By: Nathan Fugate
We have all experienced mistreatment, whether it is from those we hardly know, those clos- est to us or even our own selves, at some point in our lives. The real question is what do we do about it when it happens to us?
Some of us take the more passive approach and let them continue, while others choose the aggressive approach and lash back out at them. But have you ever stopped to ask yourself: “Why are they mistreating me?”
Most, if not all, of us have heard the phrase “Put yourself in their shoes,” and rightly so.
I remember years ago hearing a great quote, “Hurt people hurt people.”

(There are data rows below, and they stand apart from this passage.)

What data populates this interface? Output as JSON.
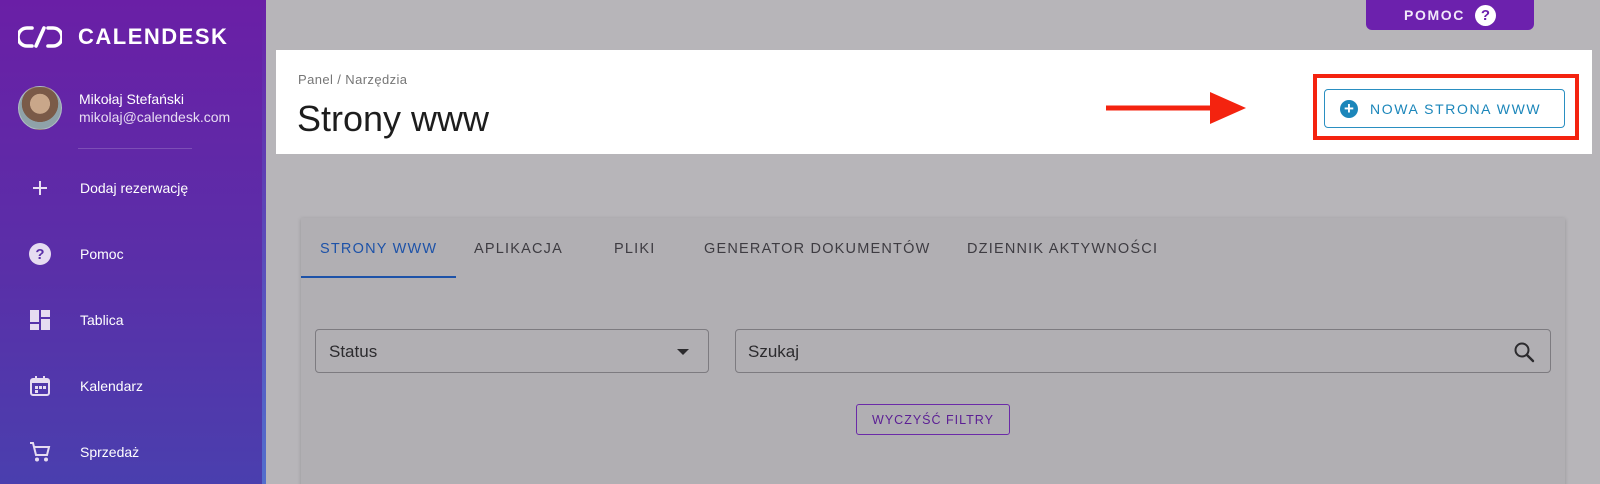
{
  "brand": {
    "name": "CALENDESK"
  },
  "user": {
    "name": "Mikołaj Stefański",
    "email": "mikolaj@calendesk.com"
  },
  "sidebar": {
    "items": [
      {
        "label": "Dodaj rezerwację",
        "icon": "plus-icon"
      },
      {
        "label": "Pomoc",
        "icon": "help-circle-icon"
      },
      {
        "label": "Tablica",
        "icon": "dashboard-icon"
      },
      {
        "label": "Kalendarz",
        "icon": "calendar-icon"
      },
      {
        "label": "Sprzedaż",
        "icon": "cart-icon"
      }
    ]
  },
  "help_button": {
    "label": "POMOC",
    "icon": "question-icon"
  },
  "header": {
    "breadcrumb": "Panel / Narzędzia",
    "title": "Strony www",
    "new_button_label": "NOWA STRONA WWW"
  },
  "tabs": [
    {
      "label": "STRONY WWW",
      "active": true
    },
    {
      "label": "APLIKACJA",
      "active": false
    },
    {
      "label": "PLIKI",
      "active": false
    },
    {
      "label": "GENERATOR DOKUMENTÓW",
      "active": false
    },
    {
      "label": "DZIENNIK AKTYWNOŚCI",
      "active": false
    }
  ],
  "filters": {
    "status_label": "Status",
    "search_placeholder": "Szukaj",
    "clear_label": "WYCZYŚĆ FILTRY"
  },
  "colors": {
    "sidebar_top": "#6a1fa6",
    "sidebar_bottom": "#4a3fae",
    "accent_blue": "#1b86ba",
    "tab_active": "#1d52a8",
    "highlight_red": "#f4230f",
    "purple": "#6c21ad"
  }
}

I think this is such a good quote, because I have always wondered how suffering and mistreatment can coexist with mercy, forgiveness and justice.
Over the years, I have found that people are not perfect and will eventually hurt you.

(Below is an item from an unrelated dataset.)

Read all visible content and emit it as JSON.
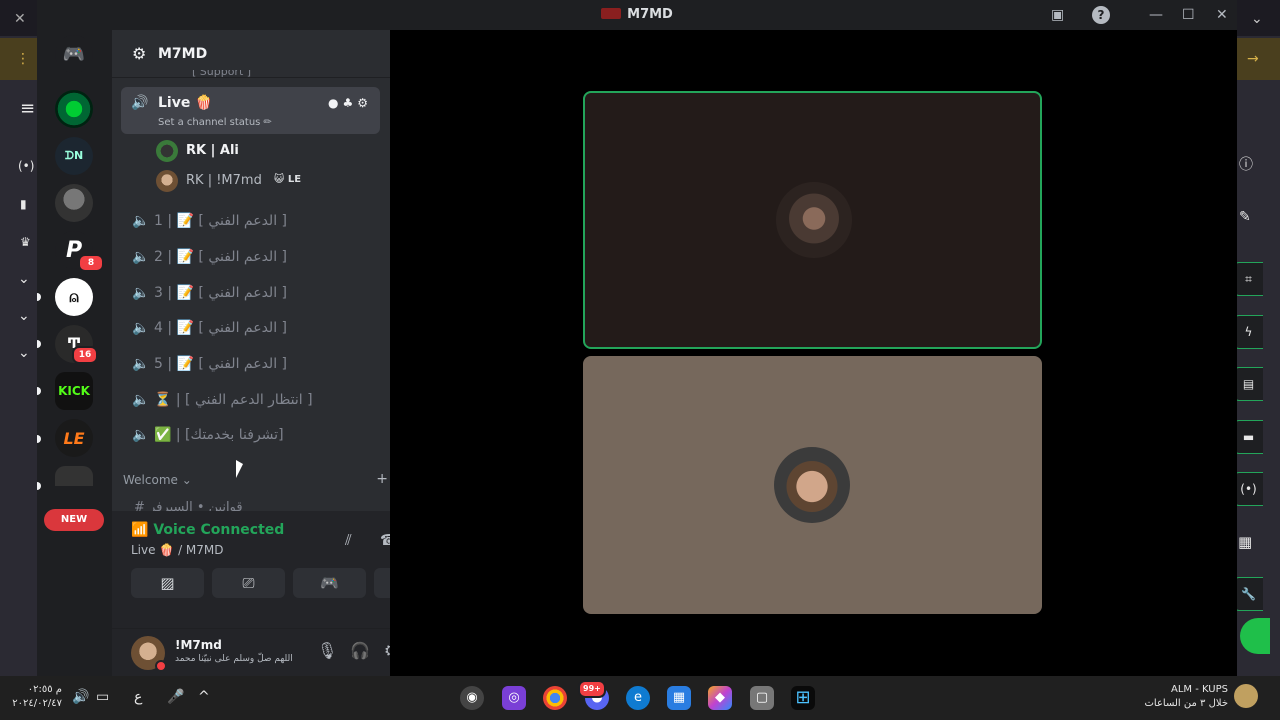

We must ask ourselves if we should retaliate in anger, withdraw from them, let them continue, or talk to them about it.
I have found that when I retaliate, it will only makes the situation worse. However, when I withdraw, I find that the issue still bothers me.
If I choose to “forgive them” but do not hold a clear boundary, they will continue, and I will get much angrier.

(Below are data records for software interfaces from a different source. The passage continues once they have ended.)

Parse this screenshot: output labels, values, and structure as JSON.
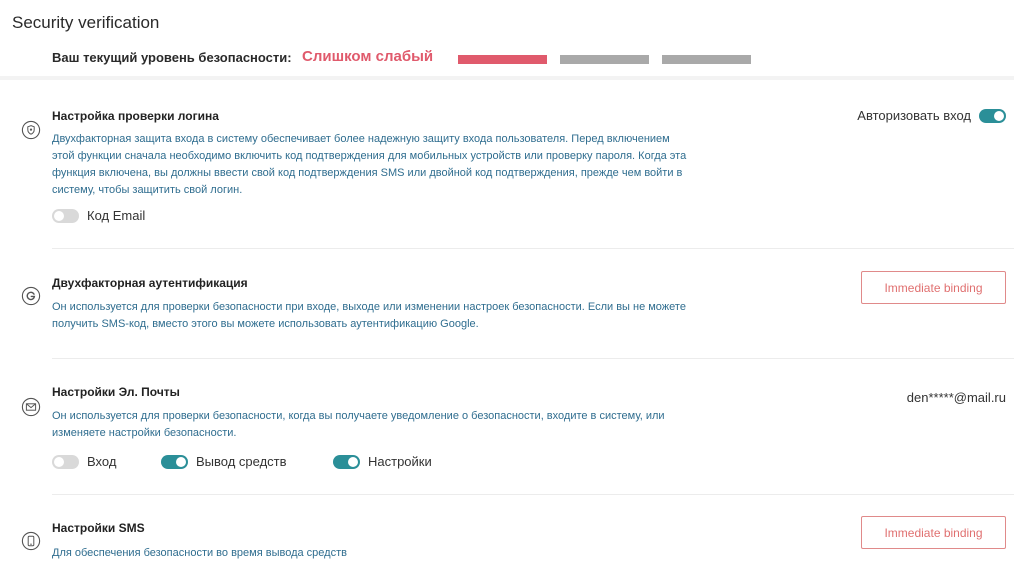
{
  "page": {
    "title": "Security verification"
  },
  "security_level": {
    "label": "Ваш текущий уровень безопасности:",
    "value": "Слишком слабый",
    "level_segments_filled": 1,
    "level_segments_total": 3,
    "colors": {
      "value": "#e05a6c",
      "filled": "#e05a6c",
      "empty": "#a9a9a9"
    }
  },
  "login": {
    "icon": "shield-icon",
    "title": "Настройка проверки логина",
    "description": "Двухфакторная защита входа в систему обеспечивает более надежную защиту входа пользователя. Перед включением этой функции сначала необходимо включить код подтверждения для мобильных устройств или проверку пароля. Когда эта функция включена, вы должны ввести свой код подтверждения SMS или двойной код подтверждения, прежде чем войти в систему, чтобы защитить свой логин.",
    "authorize_label": "Авторизовать вход",
    "authorize_on": true,
    "email_code_label": "Код Email",
    "email_code_on": false
  },
  "twofa": {
    "icon": "google-icon",
    "title": "Двухфакторная аутентификация",
    "description": "Он используется для проверки безопасности при входе, выходе или изменении настроек безопасности. Если вы не можете получить SMS-код, вместо этого вы можете использовать аутентификацию Google.",
    "button_label": "Immediate binding"
  },
  "email": {
    "icon": "mail-icon",
    "title": "Настройки Эл. Почты",
    "description": "Он используется для проверки безопасности, когда вы получаете уведомление о безопасности, входите в систему, или изменяете настройки безопасности.",
    "address": "den*****@mail.ru",
    "toggles": [
      {
        "label": "Вход",
        "on": false
      },
      {
        "label": "Вывод средств",
        "on": true
      },
      {
        "label": "Настройки",
        "on": true
      }
    ]
  },
  "sms": {
    "icon": "phone-icon",
    "title": "Настройки SMS",
    "description": "Для обеспечения безопасности во время вывода средств",
    "button_label": "Immediate binding"
  },
  "colors": {
    "accent": "#2b8f98",
    "link_text": "#2f6d8f",
    "button": "#e07070"
  }
}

I have had the best results when I choose to talk to the person, forgive him or her, and realize I am not perfect; I do stupid things as well.
Boundaries are a good way for us to show mercy and remain strong. They give us a means to protect ourselves from mistreatment, but also give people an outlet to be friends with us as long as they honor our boundaries.
As we approach the halfway point of this semester, I challenge all of you to choose forgiveness in the face of mistreatment.
Mistreatment is going to happen to us no matter what, so why hold a grudge? Hurt people will hurt people.
So don’t sweat it, that is unless the mistreatment is dangerous. Then, of course, seek help.
Maintain good boundaries and show mercy.
I even challenge you to ask yourself,“What are my boundaries and how do I uphold them?”